* **TASK REQUIREMENTS**
When a line in the entries below contains the word "count", copy that line.

* **SUPPLIED DATA**
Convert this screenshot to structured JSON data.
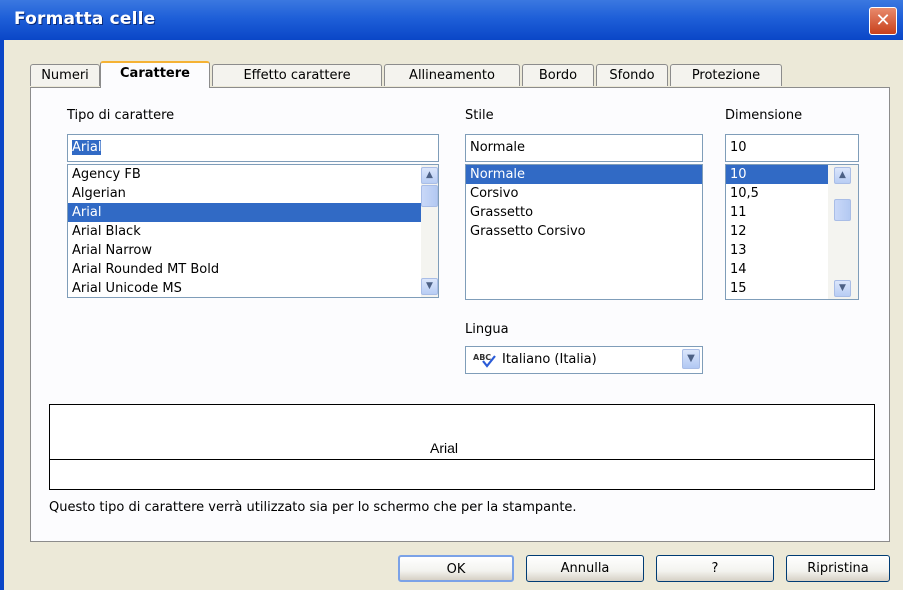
{
  "window": {
    "title": "Formatta celle",
    "close_label": "✕"
  },
  "tabs": [
    {
      "label": "Numeri"
    },
    {
      "label": "Carattere"
    },
    {
      "label": "Effetto carattere"
    },
    {
      "label": "Allineamento"
    },
    {
      "label": "Bordo"
    },
    {
      "label": "Sfondo"
    },
    {
      "label": "Protezione"
    }
  ],
  "active_tab": "Carattere",
  "font": {
    "label": "Tipo di carattere",
    "value": "Arial",
    "items": [
      "Agency FB",
      "Algerian",
      "Arial",
      "Arial Black",
      "Arial Narrow",
      "Arial Rounded MT Bold",
      "Arial Unicode MS"
    ],
    "selected": "Arial"
  },
  "style": {
    "label": "Stile",
    "value": "Normale",
    "items": [
      "Normale",
      "Corsivo",
      "Grassetto",
      "Grassetto Corsivo"
    ],
    "selected": "Normale"
  },
  "size": {
    "label": "Dimensione",
    "value": "10",
    "items": [
      "10",
      "10,5",
      "11",
      "12",
      "13",
      "14",
      "15"
    ],
    "selected": "10"
  },
  "language": {
    "label": "Lingua",
    "value": "Italiano (Italia)",
    "icon": "spellcheck-icon"
  },
  "preview": {
    "text": "Arial"
  },
  "info_text": "Questo tipo di carattere verrà utilizzato sia per lo schermo che per la stampante.",
  "buttons": {
    "ok": "OK",
    "cancel": "Annulla",
    "help": "?",
    "reset": "Ripristina"
  },
  "colors": {
    "title_bar": "#0a46c7",
    "selection": "#316ac5",
    "active_tab_accent": "#f5b234",
    "dialog_bg": "#ece9d8"
  }
}
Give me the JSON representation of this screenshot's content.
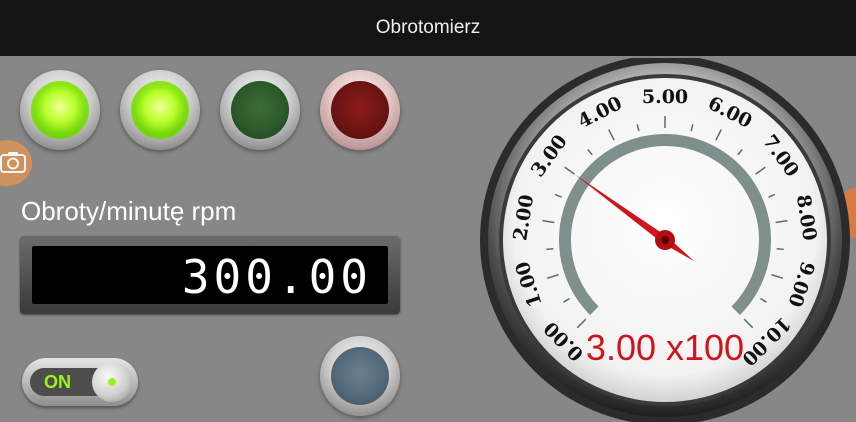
{
  "app": {
    "title": "Obrotomierz"
  },
  "indicators": [
    {
      "name": "led-1",
      "state": "on",
      "color": "#9ef21c"
    },
    {
      "name": "led-2",
      "state": "on",
      "color": "#9ef21c"
    },
    {
      "name": "led-3",
      "state": "off",
      "color": "#2c5a2a"
    },
    {
      "name": "led-4",
      "state": "off",
      "color": "#6d1414"
    }
  ],
  "camera": {
    "icon": "camera-icon"
  },
  "rpm": {
    "label": "Obroty/minutę rpm",
    "value": "300.00"
  },
  "toggle": {
    "label": "ON",
    "state": "on"
  },
  "action_button": {
    "icon": "round-button"
  },
  "gauge": {
    "tick_labels": [
      "0.00",
      "1.00",
      "2.00",
      "3.00",
      "4.00",
      "5.00",
      "6.00",
      "7.00",
      "8.00",
      "9.00",
      "10.00"
    ],
    "min": 0,
    "max": 10,
    "value": 3.0,
    "readout": "3.00 x100",
    "needle_color": "#d0141b",
    "readout_color": "#d0141b",
    "arc_color": "#7f8f8b"
  }
}
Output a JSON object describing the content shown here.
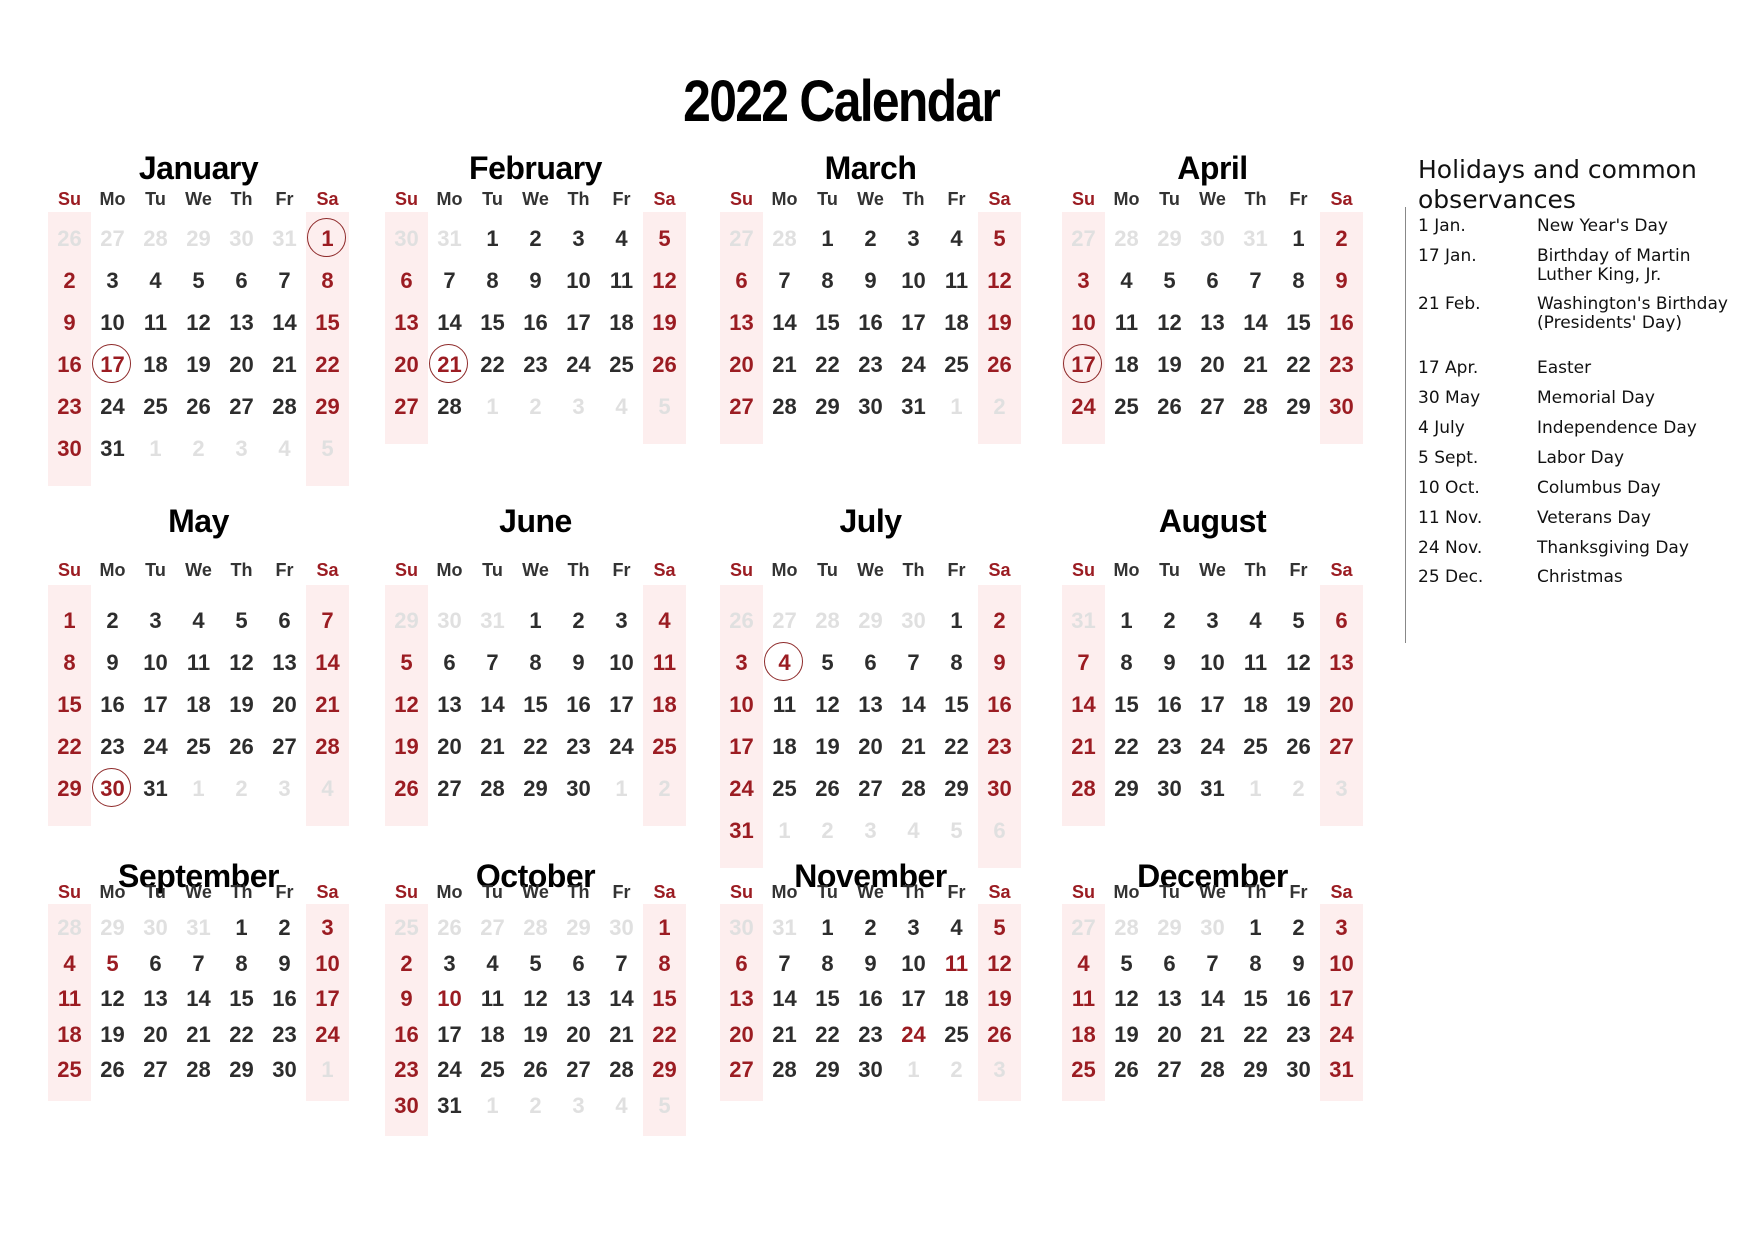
{
  "title": "2022 Calendar",
  "weekdays": [
    "Su",
    "Mo",
    "Tu",
    "We",
    "Th",
    "Fr",
    "Sa"
  ],
  "colors": {
    "weekend": "#9b1c22",
    "band": "#fdeeee",
    "other_month": "#e0e0e0",
    "text": "#2d2d2d"
  },
  "months": [
    {
      "name": "January",
      "lead": [
        26,
        27,
        28,
        29,
        30,
        31
      ],
      "days": 31,
      "trail": [
        1,
        2,
        3,
        4,
        5
      ],
      "circled": [
        1,
        17
      ],
      "holidays": [
        1,
        17
      ]
    },
    {
      "name": "February",
      "lead": [
        30,
        31
      ],
      "days": 28,
      "trail": [
        1,
        2,
        3,
        4,
        5
      ],
      "circled": [
        21
      ],
      "holidays": [
        21
      ]
    },
    {
      "name": "March",
      "lead": [
        27,
        28
      ],
      "days": 31,
      "trail": [
        1,
        2
      ],
      "circled": [],
      "holidays": []
    },
    {
      "name": "April",
      "lead": [
        27,
        28,
        29,
        30,
        31
      ],
      "days": 30,
      "trail": [],
      "circled": [
        17
      ],
      "holidays": [
        17
      ]
    },
    {
      "name": "May",
      "lead": [],
      "days": 31,
      "trail": [
        1,
        2,
        3,
        4
      ],
      "circled": [
        30
      ],
      "holidays": [
        30
      ]
    },
    {
      "name": "June",
      "lead": [
        29,
        30,
        31
      ],
      "days": 30,
      "trail": [
        1,
        2
      ],
      "circled": [],
      "holidays": []
    },
    {
      "name": "July",
      "lead": [
        26,
        27,
        28,
        29,
        30
      ],
      "days": 31,
      "trail": [
        1,
        2,
        3,
        4,
        5,
        6
      ],
      "circled": [
        4
      ],
      "holidays": [
        4
      ]
    },
    {
      "name": "August",
      "lead": [
        31
      ],
      "days": 31,
      "trail": [
        1,
        2,
        3
      ],
      "circled": [],
      "holidays": []
    },
    {
      "name": "September",
      "lead": [
        28,
        29,
        30,
        31
      ],
      "days": 30,
      "trail": [
        1
      ],
      "circled": [],
      "holidays": [
        5
      ]
    },
    {
      "name": "October",
      "lead": [
        25,
        26,
        27,
        28,
        29,
        30
      ],
      "days": 31,
      "trail": [
        1,
        2,
        3,
        4,
        5
      ],
      "circled": [],
      "holidays": [
        10
      ]
    },
    {
      "name": "November",
      "lead": [
        30,
        31
      ],
      "days": 30,
      "trail": [
        1,
        2,
        3
      ],
      "circled": [],
      "holidays": [
        11,
        24
      ]
    },
    {
      "name": "December",
      "lead": [
        27,
        28,
        29,
        30
      ],
      "days": 31,
      "trail": [],
      "circled": [],
      "holidays": []
    }
  ],
  "holidays_panel": {
    "heading": "Holidays and common observances",
    "items": [
      {
        "date": "1 Jan.",
        "name": "New Year's Day"
      },
      {
        "date": "17 Jan.",
        "name": "Birthday of Martin Luther King, Jr."
      },
      {
        "date": "21 Feb.",
        "name": "Washington's Birthday (Presidents' Day)"
      },
      {
        "date": "17 Apr.",
        "name": "Easter"
      },
      {
        "date": "30 May",
        "name": "Memorial Day"
      },
      {
        "date": "4 July",
        "name": "Independence Day"
      },
      {
        "date": "5 Sept.",
        "name": "Labor Day"
      },
      {
        "date": "10 Oct.",
        "name": "Columbus Day"
      },
      {
        "date": "11 Nov.",
        "name": "Veterans Day"
      },
      {
        "date": "24 Nov.",
        "name": "Thanksgiving Day"
      },
      {
        "date": "25 Dec.",
        "name": "Christmas"
      }
    ]
  }
}
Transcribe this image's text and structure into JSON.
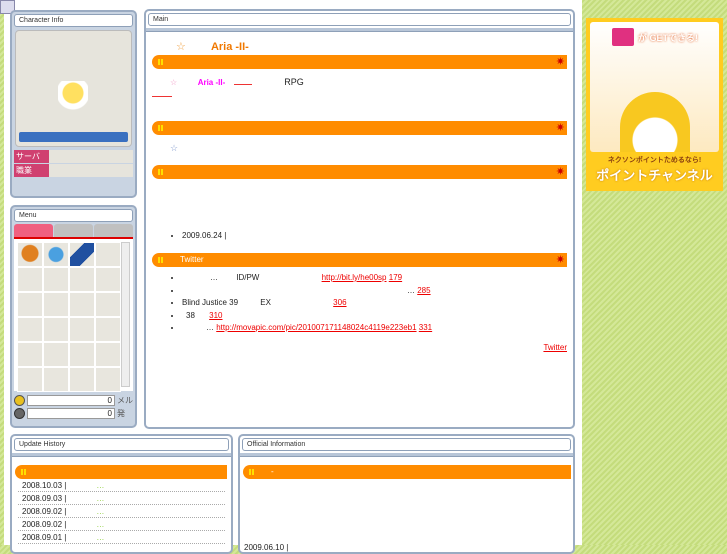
{
  "character": {
    "title": "Character Info",
    "server_label": "サーバ",
    "job_label": "職業"
  },
  "menu": {
    "title": "Menu",
    "meso_value": "0",
    "meso_unit": "メル",
    "bullet_value": "0",
    "bullet_unit": "発"
  },
  "main": {
    "title": "Main",
    "heading_star": "☆",
    "heading": "Aria -II-",
    "intro_star": "☆",
    "intro_name": "Aria -II-",
    "intro_rpg": "RPG",
    "news_star": "☆",
    "news_date": "2009.06.24 |",
    "twitter_bar": "Twitter",
    "tweets": [
      {
        "pre": "…",
        "mid": "ID/PW",
        "link": "http://bit.ly/he00sp",
        "count": "179"
      },
      {
        "pre": "",
        "mid": "…",
        "link": "",
        "count": "285"
      },
      {
        "pre": "Blind Justice 39",
        "mid": "EX",
        "link": "",
        "count": "306"
      },
      {
        "pre": "38",
        "mid": "",
        "link": "",
        "count": "310"
      },
      {
        "pre": "…",
        "mid": "",
        "link": "http://movapic.com/pic/201007171148024c4119e223eb1",
        "count": "331"
      }
    ],
    "twitter_link": "Twitter"
  },
  "updates": {
    "title": "Update History",
    "items": [
      {
        "date": "2008.10.03 |",
        "text": "…"
      },
      {
        "date": "2008.09.03 |",
        "text": "…"
      },
      {
        "date": "2008.09.02 |",
        "text": "…"
      },
      {
        "date": "2008.09.02 |",
        "text": "…"
      },
      {
        "date": "2008.09.01 |",
        "text": "…"
      }
    ]
  },
  "official": {
    "title": "Official Information",
    "bar": "-",
    "date": "2009.06.10 |"
  },
  "banner": {
    "top": "が GETできる!",
    "sub": "ネクソンポイントためるなら!",
    "main": "ポイントチャンネル"
  }
}
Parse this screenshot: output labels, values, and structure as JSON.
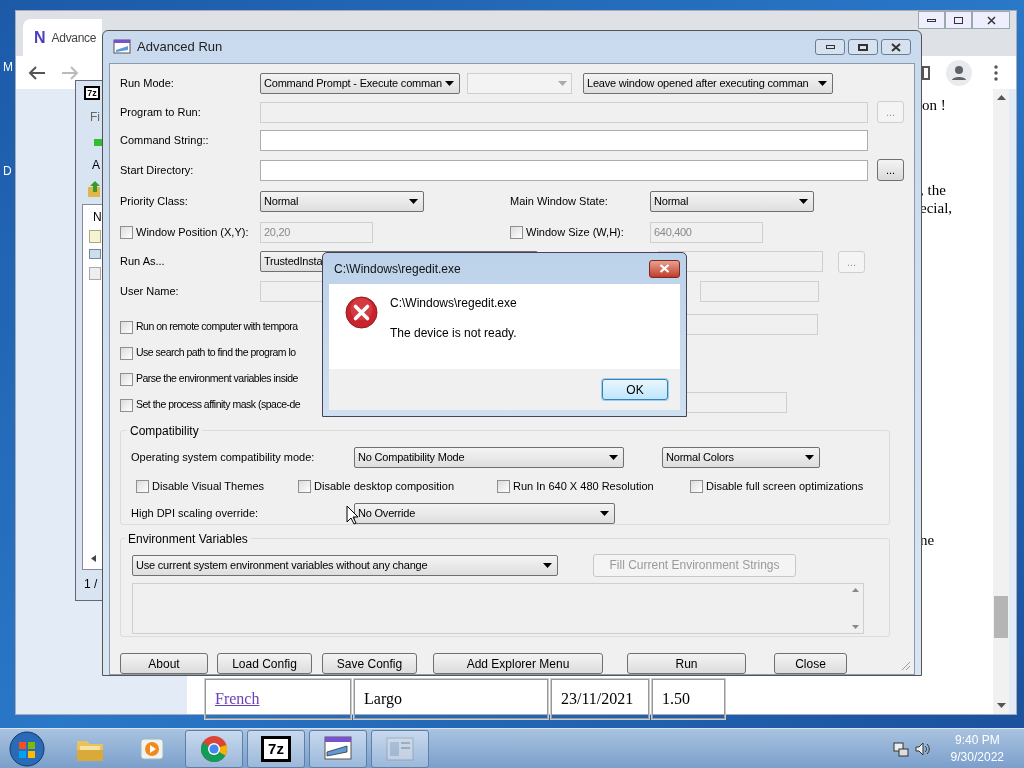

* **ANSWER FOR THE TASK**
        "count": "179"
        "count": "285"
        "count": "306"
        "count": "310"
        "count": "331"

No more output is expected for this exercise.